> _About this task_
Look through the entries below and count the lines that contain "value". Reply with that number only.

> _Data about app and page elements_
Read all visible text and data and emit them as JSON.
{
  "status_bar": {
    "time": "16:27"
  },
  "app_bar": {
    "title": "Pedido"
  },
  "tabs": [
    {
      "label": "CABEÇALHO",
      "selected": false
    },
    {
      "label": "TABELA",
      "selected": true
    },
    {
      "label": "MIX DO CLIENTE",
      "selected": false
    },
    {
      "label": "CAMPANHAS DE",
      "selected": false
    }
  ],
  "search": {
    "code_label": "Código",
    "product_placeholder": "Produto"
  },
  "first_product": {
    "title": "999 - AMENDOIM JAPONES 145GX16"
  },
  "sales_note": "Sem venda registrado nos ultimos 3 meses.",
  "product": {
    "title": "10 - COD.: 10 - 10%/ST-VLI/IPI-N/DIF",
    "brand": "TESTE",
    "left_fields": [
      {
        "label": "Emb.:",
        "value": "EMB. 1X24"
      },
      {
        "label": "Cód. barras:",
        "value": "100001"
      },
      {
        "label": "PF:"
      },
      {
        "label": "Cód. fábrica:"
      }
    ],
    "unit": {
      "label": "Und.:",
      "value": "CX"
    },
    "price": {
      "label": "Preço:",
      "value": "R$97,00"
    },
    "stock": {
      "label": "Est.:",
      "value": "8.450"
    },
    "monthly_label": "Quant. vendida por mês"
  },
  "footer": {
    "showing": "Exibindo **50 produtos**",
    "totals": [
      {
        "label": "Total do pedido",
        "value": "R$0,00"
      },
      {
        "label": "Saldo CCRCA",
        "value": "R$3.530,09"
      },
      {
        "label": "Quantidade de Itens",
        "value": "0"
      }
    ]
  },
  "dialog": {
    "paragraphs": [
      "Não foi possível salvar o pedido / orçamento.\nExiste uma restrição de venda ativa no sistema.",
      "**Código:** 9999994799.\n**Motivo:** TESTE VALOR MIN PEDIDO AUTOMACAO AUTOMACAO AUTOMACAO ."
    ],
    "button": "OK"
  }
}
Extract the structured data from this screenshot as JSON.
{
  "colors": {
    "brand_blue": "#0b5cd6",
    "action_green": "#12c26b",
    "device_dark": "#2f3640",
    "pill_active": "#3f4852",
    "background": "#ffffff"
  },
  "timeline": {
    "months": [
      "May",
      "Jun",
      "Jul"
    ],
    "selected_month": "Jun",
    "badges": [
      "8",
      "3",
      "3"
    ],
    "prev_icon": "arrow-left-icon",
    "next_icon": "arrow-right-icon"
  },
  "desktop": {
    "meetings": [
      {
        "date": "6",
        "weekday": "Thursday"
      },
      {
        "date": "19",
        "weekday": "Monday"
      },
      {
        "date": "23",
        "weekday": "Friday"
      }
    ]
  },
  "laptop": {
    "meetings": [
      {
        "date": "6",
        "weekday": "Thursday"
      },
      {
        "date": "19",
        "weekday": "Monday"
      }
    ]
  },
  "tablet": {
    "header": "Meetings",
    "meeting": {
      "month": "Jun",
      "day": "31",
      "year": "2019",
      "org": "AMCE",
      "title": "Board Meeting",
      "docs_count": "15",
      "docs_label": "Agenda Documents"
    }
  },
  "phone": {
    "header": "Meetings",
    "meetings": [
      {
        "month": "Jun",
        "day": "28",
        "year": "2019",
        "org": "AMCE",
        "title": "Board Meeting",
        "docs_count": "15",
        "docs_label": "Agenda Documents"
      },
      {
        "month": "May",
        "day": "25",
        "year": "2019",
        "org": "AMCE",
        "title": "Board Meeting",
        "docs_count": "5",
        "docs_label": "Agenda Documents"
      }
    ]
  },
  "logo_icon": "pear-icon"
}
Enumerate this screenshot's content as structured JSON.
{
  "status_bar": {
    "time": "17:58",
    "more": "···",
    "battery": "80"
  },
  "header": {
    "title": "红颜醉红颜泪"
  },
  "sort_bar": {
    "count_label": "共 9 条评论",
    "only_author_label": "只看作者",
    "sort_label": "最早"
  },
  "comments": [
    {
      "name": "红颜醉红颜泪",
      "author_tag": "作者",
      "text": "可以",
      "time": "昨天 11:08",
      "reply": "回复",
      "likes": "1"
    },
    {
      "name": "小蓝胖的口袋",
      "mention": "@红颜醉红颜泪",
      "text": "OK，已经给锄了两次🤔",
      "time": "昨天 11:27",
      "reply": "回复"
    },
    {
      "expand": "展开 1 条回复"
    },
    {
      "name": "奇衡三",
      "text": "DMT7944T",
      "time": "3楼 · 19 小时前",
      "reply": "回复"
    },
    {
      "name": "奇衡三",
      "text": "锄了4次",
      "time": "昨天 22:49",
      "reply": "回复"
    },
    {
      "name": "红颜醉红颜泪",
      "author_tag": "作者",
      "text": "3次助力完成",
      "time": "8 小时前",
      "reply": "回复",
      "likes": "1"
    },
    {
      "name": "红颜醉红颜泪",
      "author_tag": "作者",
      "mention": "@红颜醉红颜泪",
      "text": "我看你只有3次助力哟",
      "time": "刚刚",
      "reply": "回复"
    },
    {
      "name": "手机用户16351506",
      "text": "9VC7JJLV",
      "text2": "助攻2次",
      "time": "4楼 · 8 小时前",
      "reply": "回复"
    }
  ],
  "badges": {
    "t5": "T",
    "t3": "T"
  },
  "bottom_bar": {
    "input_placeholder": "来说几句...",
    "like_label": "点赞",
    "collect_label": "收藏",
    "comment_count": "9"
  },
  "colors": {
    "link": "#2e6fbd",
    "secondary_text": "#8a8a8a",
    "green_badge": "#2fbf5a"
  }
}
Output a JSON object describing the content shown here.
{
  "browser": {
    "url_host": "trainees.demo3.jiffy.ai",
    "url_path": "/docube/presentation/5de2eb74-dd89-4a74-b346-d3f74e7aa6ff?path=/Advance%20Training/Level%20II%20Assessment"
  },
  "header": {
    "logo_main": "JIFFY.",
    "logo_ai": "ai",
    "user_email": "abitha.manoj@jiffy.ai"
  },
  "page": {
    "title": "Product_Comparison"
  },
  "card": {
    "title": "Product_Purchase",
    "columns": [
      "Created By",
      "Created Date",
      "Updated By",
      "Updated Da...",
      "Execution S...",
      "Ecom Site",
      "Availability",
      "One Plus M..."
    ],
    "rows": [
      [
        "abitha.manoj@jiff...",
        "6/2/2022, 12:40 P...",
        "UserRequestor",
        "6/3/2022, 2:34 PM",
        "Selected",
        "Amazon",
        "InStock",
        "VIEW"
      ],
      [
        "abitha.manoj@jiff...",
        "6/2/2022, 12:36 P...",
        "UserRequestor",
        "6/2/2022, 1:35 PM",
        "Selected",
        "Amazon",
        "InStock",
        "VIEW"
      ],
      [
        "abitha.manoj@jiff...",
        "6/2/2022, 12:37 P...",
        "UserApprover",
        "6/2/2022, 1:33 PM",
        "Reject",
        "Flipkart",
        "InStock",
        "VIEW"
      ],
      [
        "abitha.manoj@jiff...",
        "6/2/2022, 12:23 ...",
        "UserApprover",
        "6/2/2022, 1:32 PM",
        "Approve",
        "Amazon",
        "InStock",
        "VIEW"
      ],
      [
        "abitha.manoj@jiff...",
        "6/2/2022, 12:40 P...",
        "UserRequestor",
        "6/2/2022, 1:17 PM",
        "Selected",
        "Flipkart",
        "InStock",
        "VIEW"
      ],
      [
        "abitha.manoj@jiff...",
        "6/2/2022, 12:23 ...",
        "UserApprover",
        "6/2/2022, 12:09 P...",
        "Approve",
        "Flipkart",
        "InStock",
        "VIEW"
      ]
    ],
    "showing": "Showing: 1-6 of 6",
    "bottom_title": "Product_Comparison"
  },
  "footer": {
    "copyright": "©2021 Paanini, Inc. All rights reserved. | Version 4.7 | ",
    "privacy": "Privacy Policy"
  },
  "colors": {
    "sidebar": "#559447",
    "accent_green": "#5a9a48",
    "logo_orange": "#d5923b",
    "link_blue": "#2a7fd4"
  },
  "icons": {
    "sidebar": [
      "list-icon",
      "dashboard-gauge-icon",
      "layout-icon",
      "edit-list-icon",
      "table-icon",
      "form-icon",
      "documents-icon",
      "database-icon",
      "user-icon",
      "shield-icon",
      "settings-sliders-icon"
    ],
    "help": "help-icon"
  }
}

> _Answer box_
8